For the purposes of measuring spaces etc, each character, regardless of its shape, is treated as a rectangular block of dimensions 79mm x 50mm (except the number 1 and the letter I).
Number plates emblems and borders etc
Optionally, number plates may display one of the following national emblems:
- British Union Flag with “GB”
- English Flag (St George Cross) with “ENG”
- Scottish Flag (St Andrew Cross) with “SCO”
- Welsh Flag (red dragon on green/white field) with “Wales” or “Cymru”
- Euro Flag (circle of stars) with “GB”.
If the Euro/GB configuration is displayed, then the bearer vehicle need not display a separate “GB” emblem when driving within the EU.
The colours and reflectivity of number plates are also specified in the regulations, and there is a British Standard (BS AU 145d) which describes the physical characteristics of number plates, including: visibility, strength and reflectivity. Front plates must have black characters on a white background, while rear plates must have black characters on a yellow background. The British Standard also requires that a number plate must be marked with the following information: the British Standard Number, the name, trade mark, or other means of identification of the manufacturer or component supplier, the name and postcode of the supplying outlet.
A non-reflective border is optional. There may be no other markings or material contained on the number plate.
What is required and permitted on UK road-legal number plates
- White front plate (to British Standard BS AU 145d)
- Yellow rear plate (to British Standard BS AU 145d)
- The registration number of the bearer vehicle in the mandatory font (black ‘Charles Wright 2001’)
- Spacing of characters and character groups in accordance with the measurements specified in the regulations. Variation is not permitted.
Permitted but not required
- 3D variation of the mandatory ‘Charles Wright 2001’ font
- Coloured, non-reflective border
- National emblem: English St George Cross with “ENG” legend, Scottish St Andrew Cross with “SCO” legend, Welsh Dragon with “WALES” and “CYMRU” legend, British Union Flag with “GB” legend) or Euro Stars symbol with “GB” legend.
No additions or variations are permitted. Common illegal variations are
- Fancy or decorative typefaces
- Bolts placed in such a way as to alter the appearance of characters
- Adjusted spacing between characters or character groups
- Altered characters
- Additional logos or symbols, such as sporting emblems and religious symbols.
There are concessions for older and vintage cars. “Historic vehicles”, i.e. those built prior to 1973, are permitted to bear the old-style black plates of either plastic or traditional metal construction.

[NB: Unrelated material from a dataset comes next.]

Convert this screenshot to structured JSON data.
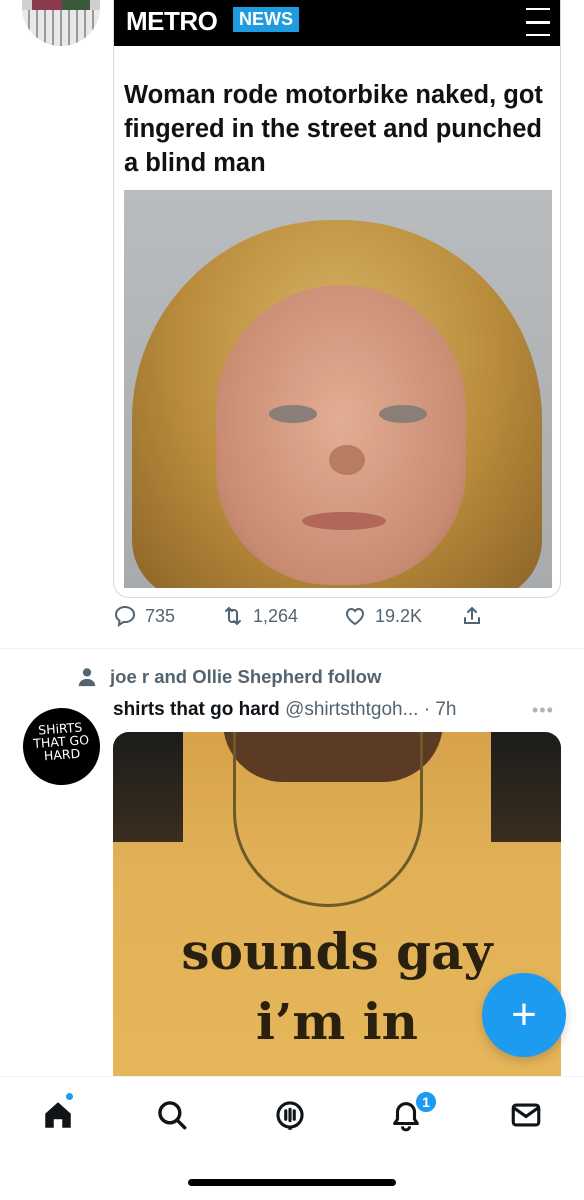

Refer to the document Vehicle registration numbers and number plates for more information.
Find your perfect private number plates with our themed searches.
Need some guidance? See our How to buy a number plate page.
Our page on car registrations formats explains the different kinds of plate layouts you may see.